In the Wellness case, the Supreme Court addresses whether the Constitution allows bankruptcy courts to enter final judgments if all the parties to the matter at issue consent, even if the matter is a type of core proceeding over which the bankruptcy court’s authority would otherwise be limited. This question was answered affirmatively by Justice Sotomayor, writing for the majority and poking fun at the dissent, which predicts danger will arise from sharing the district court’s power in this way. The Court also held that a party’s consent can be express or implied, as long as it’s “knowing and voluntary.” The Court remanded the case to address whether implied consent had occurred in the case, so it’s not yet clear what constitutes knowing and voluntary consent to adjudication in bankruptcy court.
Meanwhile, if you have a matter in bankruptcy court that you want adjudicated elsewhere, be careful. Realize that consent to adjudication of certain types of counterclaims may be implied from such routine actions as filing a proof of claim in the bankruptcy case. Don’t wait to decide that you need to seek adjudication elsewhere. Object early and often on the record to adjudication in bankruptcy court, and proceed promptly with your best alternative. In some circumstances, a motion for the bankruptcy court to abstain from hearing the matter will be the most appropriate strategy. Alternatively, you may have grounds to file a motion to withdraw the automatic reference to the bankruptcy court so the matter returns (theoretically) to the district court for adjudication. And if all else fails, remember that for some of us, being in bankruptcy court is not a fate worse than death, and we would be glad to help you.
About the Author

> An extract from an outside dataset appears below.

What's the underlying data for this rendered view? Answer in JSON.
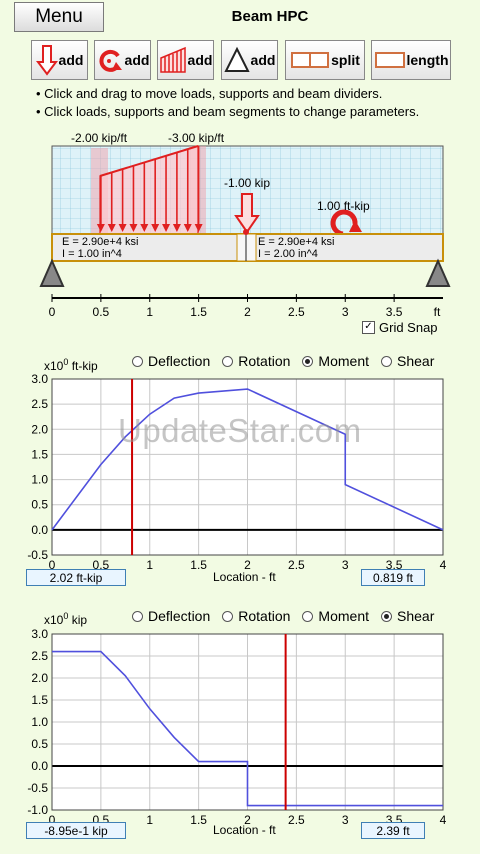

Lisa Sumner is a partner at Poyner Spruill LLP where she leads the firm's Creditors' Rights & Bankruptcy attorneys. Ms. Sumner represents secured and unsecured creditors in bankruptcy, defends bank-related litigation and counsels members of the bankruptcy bar in avoidance and defense of legal malpractice claims. Ms. Sumner has practiced and is licensed in North Carolina, South Carolina and Virginia. She is President-Elect of the Carolinas division of the Turnaround Management Association, active in the Business Bankruptcy Subcommittee of the ABA Section of Business Law, and serves on the North Carolina Bar Association's Bankruptcy Council. She received her JD from Duke University School of Law in 1994.